- TASK INSTRUCTIONS: Restate each entry shown beneath this instruction, keeping its wording intact.

- SOURCE INFORMATION:
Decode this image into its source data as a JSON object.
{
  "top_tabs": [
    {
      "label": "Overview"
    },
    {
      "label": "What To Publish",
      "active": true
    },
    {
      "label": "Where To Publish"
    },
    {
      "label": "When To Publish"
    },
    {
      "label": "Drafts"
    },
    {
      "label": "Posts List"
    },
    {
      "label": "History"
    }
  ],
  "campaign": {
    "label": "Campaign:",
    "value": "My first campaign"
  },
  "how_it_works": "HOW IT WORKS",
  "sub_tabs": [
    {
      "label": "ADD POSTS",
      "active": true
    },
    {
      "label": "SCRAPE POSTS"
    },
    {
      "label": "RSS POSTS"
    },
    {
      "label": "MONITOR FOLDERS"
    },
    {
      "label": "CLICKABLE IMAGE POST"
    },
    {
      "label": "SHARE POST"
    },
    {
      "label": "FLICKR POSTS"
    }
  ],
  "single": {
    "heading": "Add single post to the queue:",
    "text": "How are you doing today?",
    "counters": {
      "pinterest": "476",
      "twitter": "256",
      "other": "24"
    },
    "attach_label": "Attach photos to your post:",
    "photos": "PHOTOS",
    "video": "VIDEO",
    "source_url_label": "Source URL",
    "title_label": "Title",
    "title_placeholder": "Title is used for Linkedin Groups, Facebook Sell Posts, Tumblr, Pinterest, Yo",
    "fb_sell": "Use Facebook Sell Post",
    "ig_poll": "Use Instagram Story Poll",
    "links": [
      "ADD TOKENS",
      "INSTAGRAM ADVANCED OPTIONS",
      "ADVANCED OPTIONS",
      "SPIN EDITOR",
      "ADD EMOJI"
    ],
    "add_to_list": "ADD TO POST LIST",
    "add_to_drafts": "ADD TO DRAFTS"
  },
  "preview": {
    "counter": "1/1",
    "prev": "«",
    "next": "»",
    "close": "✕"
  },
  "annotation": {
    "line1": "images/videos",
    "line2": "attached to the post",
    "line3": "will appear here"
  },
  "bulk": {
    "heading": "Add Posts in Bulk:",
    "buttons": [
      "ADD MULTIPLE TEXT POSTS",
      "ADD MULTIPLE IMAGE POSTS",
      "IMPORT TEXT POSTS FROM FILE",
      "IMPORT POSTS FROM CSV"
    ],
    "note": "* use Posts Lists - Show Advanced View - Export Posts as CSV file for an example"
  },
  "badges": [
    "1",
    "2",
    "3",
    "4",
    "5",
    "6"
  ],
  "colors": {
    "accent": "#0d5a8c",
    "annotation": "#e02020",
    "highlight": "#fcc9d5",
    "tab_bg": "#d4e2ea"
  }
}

- WRITTEN SOLUTION:
Decode this image into its source data as a JSON object.
{
  "top_tabs": [
    {
      "label": "Overview"
    },
    {
      "label": "What To Publish",
      "active": true
    },
    {
      "label": "Where To Publish"
    },
    {
      "label": "When To Publish"
    },
    {
      "label": "Drafts"
    },
    {
      "label": "Posts List"
    },
    {
      "label": "History"
    }
  ],
  "campaign": {
    "label": "Campaign:",
    "value": "My first campaign"
  },
  "how_it_works": "HOW IT WORKS",
  "sub_tabs": [
    {
      "label": "ADD POSTS",
      "active": true
    },
    {
      "label": "SCRAPE POSTS"
    },
    {
      "label": "RSS POSTS"
    },
    {
      "label": "MONITOR FOLDERS"
    },
    {
      "label": "CLICKABLE IMAGE POST"
    },
    {
      "label": "SHARE POST"
    },
    {
      "label": "FLICKR POSTS"
    }
  ],
  "single": {
    "heading": "Add single post to the queue:",
    "text": "How are you doing today?",
    "counters": {
      "pinterest": "476",
      "twitter": "256",
      "other": "24"
    },
    "attach_label": "Attach photos to your post:",
    "photos": "PHOTOS",
    "video": "VIDEO",
    "source_url_label": "Source URL",
    "title_label": "Title",
    "title_placeholder": "Title is used for Linkedin Groups, Facebook Sell Posts, Tumblr, Pinterest, Yo",
    "fb_sell": "Use Facebook Sell Post",
    "ig_poll": "Use Instagram Story Poll",
    "links": [
      "ADD TOKENS",
      "INSTAGRAM ADVANCED OPTIONS",
      "ADVANCED OPTIONS",
      "SPIN EDITOR",
      "ADD EMOJI"
    ],
    "add_to_list": "ADD TO POST LIST",
    "add_to_drafts": "ADD TO DRAFTS"
  },
  "preview": {
    "counter": "1/1",
    "prev": "«",
    "next": "»",
    "close": "✕"
  },
  "annotation": {
    "line1": "images/videos",
    "line2": "attached to the post",
    "line3": "will appear here"
  },
  "bulk": {
    "heading": "Add Posts in Bulk:",
    "buttons": [
      "ADD MULTIPLE TEXT POSTS",
      "ADD MULTIPLE IMAGE POSTS",
      "IMPORT TEXT POSTS FROM FILE",
      "IMPORT POSTS FROM CSV"
    ],
    "note": "* use Posts Lists - Show Advanced View - Export Posts as CSV file for an example"
  },
  "badges": [
    "1",
    "2",
    "3",
    "4",
    "5",
    "6"
  ],
  "colors": {
    "accent": "#0d5a8c",
    "annotation": "#e02020",
    "highlight": "#fcc9d5",
    "tab_bg": "#d4e2ea"
  }
}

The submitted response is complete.